-- Work required --
The answer must be the full listing, repeated word for word.
- - -
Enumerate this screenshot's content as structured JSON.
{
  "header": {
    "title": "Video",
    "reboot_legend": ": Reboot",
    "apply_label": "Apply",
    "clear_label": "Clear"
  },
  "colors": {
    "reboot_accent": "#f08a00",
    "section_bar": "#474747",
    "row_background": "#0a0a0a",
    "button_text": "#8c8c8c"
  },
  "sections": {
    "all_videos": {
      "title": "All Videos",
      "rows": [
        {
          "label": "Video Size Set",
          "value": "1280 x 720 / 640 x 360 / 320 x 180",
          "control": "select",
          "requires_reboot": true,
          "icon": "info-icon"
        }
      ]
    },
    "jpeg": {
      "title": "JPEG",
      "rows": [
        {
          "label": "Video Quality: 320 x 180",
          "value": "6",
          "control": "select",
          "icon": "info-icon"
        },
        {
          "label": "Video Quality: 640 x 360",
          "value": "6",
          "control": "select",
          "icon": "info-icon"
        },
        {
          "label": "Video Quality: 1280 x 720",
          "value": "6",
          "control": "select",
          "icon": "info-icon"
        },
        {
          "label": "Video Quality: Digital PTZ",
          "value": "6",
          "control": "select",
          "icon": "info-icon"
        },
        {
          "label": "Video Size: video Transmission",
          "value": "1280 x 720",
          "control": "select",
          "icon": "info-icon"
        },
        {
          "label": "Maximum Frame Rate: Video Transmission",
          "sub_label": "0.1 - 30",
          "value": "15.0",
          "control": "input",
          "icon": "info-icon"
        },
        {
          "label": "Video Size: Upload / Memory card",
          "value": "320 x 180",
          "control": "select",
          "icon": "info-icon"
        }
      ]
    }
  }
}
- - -
-- Solution to this task --
Enumerate this screenshot's content as structured JSON.
{
  "header": {
    "title": "Video",
    "reboot_legend": ": Reboot",
    "apply_label": "Apply",
    "clear_label": "Clear"
  },
  "colors": {
    "reboot_accent": "#f08a00",
    "section_bar": "#474747",
    "row_background": "#0a0a0a",
    "button_text": "#8c8c8c"
  },
  "sections": {
    "all_videos": {
      "title": "All Videos",
      "rows": [
        {
          "label": "Video Size Set",
          "value": "1280 x 720 / 640 x 360 / 320 x 180",
          "control": "select",
          "requires_reboot": true,
          "icon": "info-icon"
        }
      ]
    },
    "jpeg": {
      "title": "JPEG",
      "rows": [
        {
          "label": "Video Quality: 320 x 180",
          "value": "6",
          "control": "select",
          "icon": "info-icon"
        },
        {
          "label": "Video Quality: 640 x 360",
          "value": "6",
          "control": "select",
          "icon": "info-icon"
        },
        {
          "label": "Video Quality: 1280 x 720",
          "value": "6",
          "control": "select",
          "icon": "info-icon"
        },
        {
          "label": "Video Quality: Digital PTZ",
          "value": "6",
          "control": "select",
          "icon": "info-icon"
        },
        {
          "label": "Video Size: video Transmission",
          "value": "1280 x 720",
          "control": "select",
          "icon": "info-icon"
        },
        {
          "label": "Maximum Frame Rate: Video Transmission",
          "sub_label": "0.1 - 30",
          "value": "15.0",
          "control": "input",
          "icon": "info-icon"
        },
        {
          "label": "Video Size: Upload / Memory card",
          "value": "320 x 180",
          "control": "select",
          "icon": "info-icon"
        }
      ]
    }
  }
}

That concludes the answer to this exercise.